START Task inputs

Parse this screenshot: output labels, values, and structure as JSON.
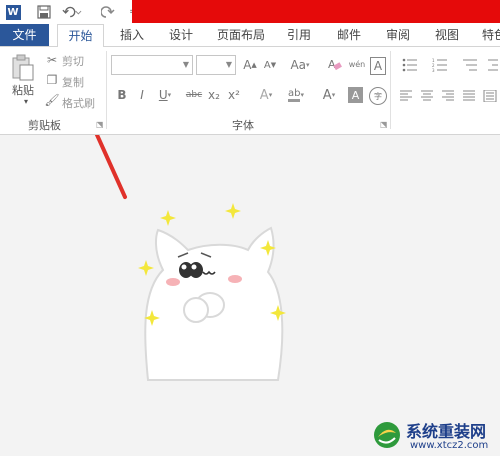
{
  "quick_access": {
    "logo_letter": "W",
    "more_glyph": "="
  },
  "tabs": [
    {
      "label": "文件"
    },
    {
      "label": "开始"
    },
    {
      "label": "插入"
    },
    {
      "label": "设计"
    },
    {
      "label": "页面布局"
    },
    {
      "label": "引用"
    },
    {
      "label": "邮件"
    },
    {
      "label": "审阅"
    },
    {
      "label": "视图"
    },
    {
      "label": "特色"
    }
  ],
  "clipboard": {
    "paste": "粘贴",
    "cut": "剪切",
    "copy": "复制",
    "format_painter": "格式刷",
    "group_label": "剪贴板"
  },
  "font": {
    "group_label": "字体",
    "grow": "A",
    "shrink": "A",
    "change_case": "Aa",
    "phonetic": "wén",
    "border_char": "A",
    "bold": "B",
    "italic": "I",
    "underline": "U",
    "strike": "abc",
    "sub": "x₂",
    "sup": "x²",
    "effects": "A",
    "highlight": "ab",
    "font_color": "A",
    "shading": "A",
    "enclose": "字"
  },
  "colors": {
    "file_tab": "#2b579a",
    "redbar": "#e50a0a",
    "arrow": "#e0312a",
    "logo_green": "#2e9a3c"
  },
  "watermark": {
    "title": "系统重装网",
    "url": "www.xtcz2.com"
  }
}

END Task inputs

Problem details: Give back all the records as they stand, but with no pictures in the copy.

Answer to this exercise:
Parse this screenshot: output labels, values, and structure as JSON.
{
  "quick_access": {
    "logo_letter": "W",
    "more_glyph": "="
  },
  "tabs": [
    {
      "label": "文件"
    },
    {
      "label": "开始"
    },
    {
      "label": "插入"
    },
    {
      "label": "设计"
    },
    {
      "label": "页面布局"
    },
    {
      "label": "引用"
    },
    {
      "label": "邮件"
    },
    {
      "label": "审阅"
    },
    {
      "label": "视图"
    },
    {
      "label": "特色"
    }
  ],
  "clipboard": {
    "paste": "粘贴",
    "cut": "剪切",
    "copy": "复制",
    "format_painter": "格式刷",
    "group_label": "剪贴板"
  },
  "font": {
    "group_label": "字体",
    "grow": "A",
    "shrink": "A",
    "change_case": "Aa",
    "phonetic": "wén",
    "border_char": "A",
    "bold": "B",
    "italic": "I",
    "underline": "U",
    "strike": "abc",
    "sub": "x₂",
    "sup": "x²",
    "effects": "A",
    "highlight": "ab",
    "font_color": "A",
    "shading": "A",
    "enclose": "字"
  },
  "colors": {
    "file_tab": "#2b579a",
    "redbar": "#e50a0a",
    "arrow": "#e0312a",
    "logo_green": "#2e9a3c"
  },
  "watermark": {
    "title": "系统重装网",
    "url": "www.xtcz2.com"
  }
}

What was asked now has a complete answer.